As Europe’s population grows older, so too does the need for care services and support for social services professionals and care providers, particularly in rural areas.
As part of the Rural Care project, which aims to develop a new model of integrated long-term care, the European Social Network (ESN), in coordination with the Department for Social Services of the Regional Government of Castilla y León (Spain), organised a seminar at the beginning of March focusing on the delivery of quality care and supporting the social services workforce.
The aim of the seminar was to share the results of the project and the lessons which have been learned so far with regional, national and European decision-makers and practitioners and exchange experiences and perspectives with organisations implementing other care models in Spain and Europe.

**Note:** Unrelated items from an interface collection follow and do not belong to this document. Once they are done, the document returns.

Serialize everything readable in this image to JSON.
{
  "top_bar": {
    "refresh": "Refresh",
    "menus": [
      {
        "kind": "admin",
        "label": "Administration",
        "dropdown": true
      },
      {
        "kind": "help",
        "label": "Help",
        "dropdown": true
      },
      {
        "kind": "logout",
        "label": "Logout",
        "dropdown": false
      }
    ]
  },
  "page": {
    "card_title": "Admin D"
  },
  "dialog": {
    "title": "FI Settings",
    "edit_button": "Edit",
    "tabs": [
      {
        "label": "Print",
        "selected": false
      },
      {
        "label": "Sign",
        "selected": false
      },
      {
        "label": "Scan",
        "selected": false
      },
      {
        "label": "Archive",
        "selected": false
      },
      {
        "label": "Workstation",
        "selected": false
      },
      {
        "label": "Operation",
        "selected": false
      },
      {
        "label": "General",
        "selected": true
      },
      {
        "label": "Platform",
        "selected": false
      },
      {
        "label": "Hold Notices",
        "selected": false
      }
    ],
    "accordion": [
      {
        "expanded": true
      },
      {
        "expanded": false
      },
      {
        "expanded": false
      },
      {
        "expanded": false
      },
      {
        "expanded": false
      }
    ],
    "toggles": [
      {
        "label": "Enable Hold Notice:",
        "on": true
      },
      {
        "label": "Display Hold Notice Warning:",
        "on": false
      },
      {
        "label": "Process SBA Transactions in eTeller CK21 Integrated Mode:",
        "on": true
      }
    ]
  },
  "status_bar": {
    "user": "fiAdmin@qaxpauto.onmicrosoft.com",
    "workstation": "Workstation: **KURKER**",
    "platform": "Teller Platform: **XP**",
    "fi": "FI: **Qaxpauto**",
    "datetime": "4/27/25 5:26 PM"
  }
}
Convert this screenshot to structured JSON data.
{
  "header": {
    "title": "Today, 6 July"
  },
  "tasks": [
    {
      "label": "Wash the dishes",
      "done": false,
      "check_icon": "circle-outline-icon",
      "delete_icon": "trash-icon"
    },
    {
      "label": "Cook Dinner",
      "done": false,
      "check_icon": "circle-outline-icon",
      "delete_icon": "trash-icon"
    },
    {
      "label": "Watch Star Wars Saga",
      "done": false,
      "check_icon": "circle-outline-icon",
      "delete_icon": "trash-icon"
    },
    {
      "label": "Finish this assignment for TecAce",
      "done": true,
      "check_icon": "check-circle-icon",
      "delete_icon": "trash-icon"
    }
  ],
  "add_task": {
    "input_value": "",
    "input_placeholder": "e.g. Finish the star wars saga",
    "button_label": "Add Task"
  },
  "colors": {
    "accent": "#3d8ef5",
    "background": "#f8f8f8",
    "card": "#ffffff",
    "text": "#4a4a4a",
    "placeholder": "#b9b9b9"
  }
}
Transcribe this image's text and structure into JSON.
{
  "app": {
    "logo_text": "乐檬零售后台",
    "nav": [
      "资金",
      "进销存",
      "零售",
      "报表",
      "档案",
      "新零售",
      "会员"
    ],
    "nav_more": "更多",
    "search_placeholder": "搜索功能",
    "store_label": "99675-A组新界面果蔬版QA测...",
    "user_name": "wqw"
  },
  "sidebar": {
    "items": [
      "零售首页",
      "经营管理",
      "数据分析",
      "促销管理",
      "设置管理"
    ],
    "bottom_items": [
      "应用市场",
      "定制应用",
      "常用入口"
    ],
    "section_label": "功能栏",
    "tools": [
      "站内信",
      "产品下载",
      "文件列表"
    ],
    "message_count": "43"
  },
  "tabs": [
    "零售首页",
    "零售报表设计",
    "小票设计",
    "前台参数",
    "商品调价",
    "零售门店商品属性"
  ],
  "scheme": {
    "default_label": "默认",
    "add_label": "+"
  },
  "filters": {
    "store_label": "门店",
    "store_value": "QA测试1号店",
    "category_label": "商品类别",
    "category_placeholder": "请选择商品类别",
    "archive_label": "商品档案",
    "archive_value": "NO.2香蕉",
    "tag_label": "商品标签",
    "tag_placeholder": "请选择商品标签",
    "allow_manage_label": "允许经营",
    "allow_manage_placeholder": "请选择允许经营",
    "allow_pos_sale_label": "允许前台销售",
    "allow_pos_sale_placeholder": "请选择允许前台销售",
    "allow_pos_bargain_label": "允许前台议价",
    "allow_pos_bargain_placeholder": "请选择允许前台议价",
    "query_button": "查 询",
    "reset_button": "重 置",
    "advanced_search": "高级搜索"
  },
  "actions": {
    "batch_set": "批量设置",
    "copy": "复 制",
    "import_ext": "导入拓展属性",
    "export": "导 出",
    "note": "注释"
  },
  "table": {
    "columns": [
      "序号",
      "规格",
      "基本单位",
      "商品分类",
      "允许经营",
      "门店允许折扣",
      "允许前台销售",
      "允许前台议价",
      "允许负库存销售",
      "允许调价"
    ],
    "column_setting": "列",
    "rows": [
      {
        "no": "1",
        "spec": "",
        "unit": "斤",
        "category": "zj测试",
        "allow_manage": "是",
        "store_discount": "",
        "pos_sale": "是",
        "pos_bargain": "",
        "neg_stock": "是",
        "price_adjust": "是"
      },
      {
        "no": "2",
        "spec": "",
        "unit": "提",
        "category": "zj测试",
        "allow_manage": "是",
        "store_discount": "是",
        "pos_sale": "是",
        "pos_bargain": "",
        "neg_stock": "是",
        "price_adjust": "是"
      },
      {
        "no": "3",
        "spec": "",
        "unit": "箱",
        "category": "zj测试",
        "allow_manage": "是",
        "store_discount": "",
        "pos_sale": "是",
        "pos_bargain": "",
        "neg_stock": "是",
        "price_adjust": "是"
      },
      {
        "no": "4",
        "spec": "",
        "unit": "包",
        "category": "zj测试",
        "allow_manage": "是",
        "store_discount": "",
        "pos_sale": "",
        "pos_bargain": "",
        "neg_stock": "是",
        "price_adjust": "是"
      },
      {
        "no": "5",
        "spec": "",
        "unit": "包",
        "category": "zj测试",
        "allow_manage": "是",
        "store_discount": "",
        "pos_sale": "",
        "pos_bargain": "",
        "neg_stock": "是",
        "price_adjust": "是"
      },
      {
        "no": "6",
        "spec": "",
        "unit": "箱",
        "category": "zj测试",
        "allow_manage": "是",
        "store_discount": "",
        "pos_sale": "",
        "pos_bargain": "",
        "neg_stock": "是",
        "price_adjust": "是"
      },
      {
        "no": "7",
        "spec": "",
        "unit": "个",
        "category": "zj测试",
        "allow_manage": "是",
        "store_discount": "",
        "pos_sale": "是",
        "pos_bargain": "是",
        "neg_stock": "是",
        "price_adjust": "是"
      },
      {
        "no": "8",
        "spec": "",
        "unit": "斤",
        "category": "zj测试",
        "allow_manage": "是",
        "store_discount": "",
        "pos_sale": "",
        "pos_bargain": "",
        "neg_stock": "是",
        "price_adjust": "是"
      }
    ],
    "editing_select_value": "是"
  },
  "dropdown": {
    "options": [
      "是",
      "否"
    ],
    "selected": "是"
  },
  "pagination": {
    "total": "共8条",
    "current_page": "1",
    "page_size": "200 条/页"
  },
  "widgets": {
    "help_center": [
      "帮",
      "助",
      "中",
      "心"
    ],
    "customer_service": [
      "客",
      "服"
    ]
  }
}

Through presentations and small group discussions the participants were able to develop greater common knowledge and understanding of person-centred care models in rural areas.
Alfonso Lara Montero, ESN Chief Executive Officer and Benedicto Caminero Pérez, Technical Director for the Elderly and People with Disabilities of Junta de Castilla y León Social Services, highlighted the importance of person-centred care models, which allow the wishes and needs of people in need to be respected, and which value and promote the role of both formal and informal caregivers.
RuralCare promotes quality in home care through a person-centred approach – including an assessment of the household at risk and appropriate interventions based on the person’s life project and wishes under the leadership of the local authority in partnership with other agencies. The project also promotes the use of innovation and alliances between the public and private sectors. Project partners such as the regional government, the University of Valladolid, and the People Foundation which represents people in need of support offered an overview of the main challenges faced, highlighting barriers like the organisational culture and changing the orientation of services towards providing care based in the community.
Participants reflected also on the challenges of ensuring the recruitment and retention of professionals with the right skills, to cover the different professional roles and to have training on the need for coordination between different agencies.
Speakers from other regions in Spain also shared their experiences. María Pilar Hilarión, Deputy Director of the Avedis Donabedian Research Institute in Catalonia highlighted that to ensure quality care in rural areas, it is important that integrated care in the home is prioritised in public policy. Mariona Rustullet, Deputy Director of SUMAR Public Social Action Services, also from Catalonia, stressed that intervention models must not only focus on people’ s needs, but above all, on their preferences and desires. She also highlighted the importance of ensuring that those professionals providing services are also skilled in understanding people as well as the practical tasks their role involves.
Representatives of English and Irish quality agencies, researchers on person-centred long-term care, and organisations with proven experience in the sector from Austria, Finland, England and Wales also gave input. David James, Head of Adult Social Care Policy Department of the Care Quality Commission (CQC), England, highlighted that to make person-centred care real, we need to ensure that health and social services provide people with safe, effective, responsive, compassionate and high quality care.
RuralCare has so far enabled 165 people to stay and be supported and cared for in their homes. It has proved that it is possible to provide quality care services at home in rural areas at a reasonable cost.
The RuralCare project will conclude with two final conferences, in Madrid and Brussels in September 2023, where the full results of the programme will be presented.